- What to do
The answer must be every line from the entries below that includes "John".

*** Extracted information ***

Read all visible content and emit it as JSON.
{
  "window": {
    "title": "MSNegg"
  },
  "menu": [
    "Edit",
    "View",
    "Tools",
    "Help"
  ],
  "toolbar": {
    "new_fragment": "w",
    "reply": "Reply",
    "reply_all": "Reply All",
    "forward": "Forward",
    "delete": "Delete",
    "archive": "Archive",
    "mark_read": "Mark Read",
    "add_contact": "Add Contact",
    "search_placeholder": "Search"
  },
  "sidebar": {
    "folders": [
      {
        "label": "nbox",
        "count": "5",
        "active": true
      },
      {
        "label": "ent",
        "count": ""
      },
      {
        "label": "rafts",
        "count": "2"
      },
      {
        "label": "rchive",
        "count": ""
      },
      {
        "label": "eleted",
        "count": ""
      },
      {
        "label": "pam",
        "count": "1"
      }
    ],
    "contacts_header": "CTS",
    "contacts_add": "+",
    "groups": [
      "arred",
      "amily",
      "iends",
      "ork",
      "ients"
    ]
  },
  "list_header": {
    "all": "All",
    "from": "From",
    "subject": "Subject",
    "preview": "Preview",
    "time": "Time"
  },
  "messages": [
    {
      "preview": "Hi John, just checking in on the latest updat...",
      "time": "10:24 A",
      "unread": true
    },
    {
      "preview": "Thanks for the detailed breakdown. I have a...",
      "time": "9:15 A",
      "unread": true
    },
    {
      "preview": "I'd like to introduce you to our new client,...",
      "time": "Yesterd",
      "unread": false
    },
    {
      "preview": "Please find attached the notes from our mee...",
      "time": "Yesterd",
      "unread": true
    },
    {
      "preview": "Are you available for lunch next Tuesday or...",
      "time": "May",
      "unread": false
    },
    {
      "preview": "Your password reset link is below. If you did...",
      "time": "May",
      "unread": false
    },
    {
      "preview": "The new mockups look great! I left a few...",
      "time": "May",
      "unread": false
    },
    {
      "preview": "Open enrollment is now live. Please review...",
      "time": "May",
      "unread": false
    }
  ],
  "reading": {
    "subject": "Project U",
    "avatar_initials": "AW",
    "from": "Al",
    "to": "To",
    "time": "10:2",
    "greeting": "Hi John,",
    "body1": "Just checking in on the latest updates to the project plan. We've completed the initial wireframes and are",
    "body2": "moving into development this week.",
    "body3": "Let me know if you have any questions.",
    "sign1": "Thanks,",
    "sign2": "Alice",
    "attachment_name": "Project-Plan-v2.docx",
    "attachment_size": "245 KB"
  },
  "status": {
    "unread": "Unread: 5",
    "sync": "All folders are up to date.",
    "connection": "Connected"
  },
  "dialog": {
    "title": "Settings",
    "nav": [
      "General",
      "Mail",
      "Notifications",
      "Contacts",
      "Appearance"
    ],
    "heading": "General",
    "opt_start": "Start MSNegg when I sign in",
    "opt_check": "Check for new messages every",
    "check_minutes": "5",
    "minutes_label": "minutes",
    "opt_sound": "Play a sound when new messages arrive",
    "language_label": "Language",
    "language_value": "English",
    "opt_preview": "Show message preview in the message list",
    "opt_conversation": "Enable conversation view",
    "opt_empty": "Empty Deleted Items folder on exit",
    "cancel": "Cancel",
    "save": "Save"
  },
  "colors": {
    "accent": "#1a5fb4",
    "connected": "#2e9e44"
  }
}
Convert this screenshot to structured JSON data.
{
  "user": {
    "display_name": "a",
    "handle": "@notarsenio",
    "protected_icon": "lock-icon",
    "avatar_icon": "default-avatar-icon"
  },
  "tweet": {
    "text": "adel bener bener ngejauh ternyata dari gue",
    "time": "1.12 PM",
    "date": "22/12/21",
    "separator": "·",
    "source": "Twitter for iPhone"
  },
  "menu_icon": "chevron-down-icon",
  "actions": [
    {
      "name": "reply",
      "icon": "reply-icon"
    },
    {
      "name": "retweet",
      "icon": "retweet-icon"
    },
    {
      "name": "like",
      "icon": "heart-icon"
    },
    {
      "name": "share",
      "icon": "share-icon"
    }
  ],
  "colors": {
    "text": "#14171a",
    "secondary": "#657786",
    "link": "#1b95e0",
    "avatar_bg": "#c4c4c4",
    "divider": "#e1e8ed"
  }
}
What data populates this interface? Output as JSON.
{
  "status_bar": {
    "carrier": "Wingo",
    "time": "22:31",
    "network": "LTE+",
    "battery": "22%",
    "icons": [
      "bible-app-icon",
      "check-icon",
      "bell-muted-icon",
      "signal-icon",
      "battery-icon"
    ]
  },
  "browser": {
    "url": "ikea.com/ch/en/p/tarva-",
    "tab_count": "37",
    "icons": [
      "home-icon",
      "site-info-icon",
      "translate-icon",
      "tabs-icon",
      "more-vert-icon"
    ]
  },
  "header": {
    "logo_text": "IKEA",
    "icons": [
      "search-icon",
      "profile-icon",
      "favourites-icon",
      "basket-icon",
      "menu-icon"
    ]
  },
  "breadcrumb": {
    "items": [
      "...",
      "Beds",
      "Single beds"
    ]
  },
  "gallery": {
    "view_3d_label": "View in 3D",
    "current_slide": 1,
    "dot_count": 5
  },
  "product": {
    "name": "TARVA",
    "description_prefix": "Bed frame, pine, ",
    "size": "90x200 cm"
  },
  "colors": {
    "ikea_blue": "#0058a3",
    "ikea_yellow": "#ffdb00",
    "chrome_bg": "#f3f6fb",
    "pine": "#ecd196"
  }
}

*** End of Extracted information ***

- Result
      "preview": "Hi John, just checking in on the latest updat...",
    "greeting": "Hi John,",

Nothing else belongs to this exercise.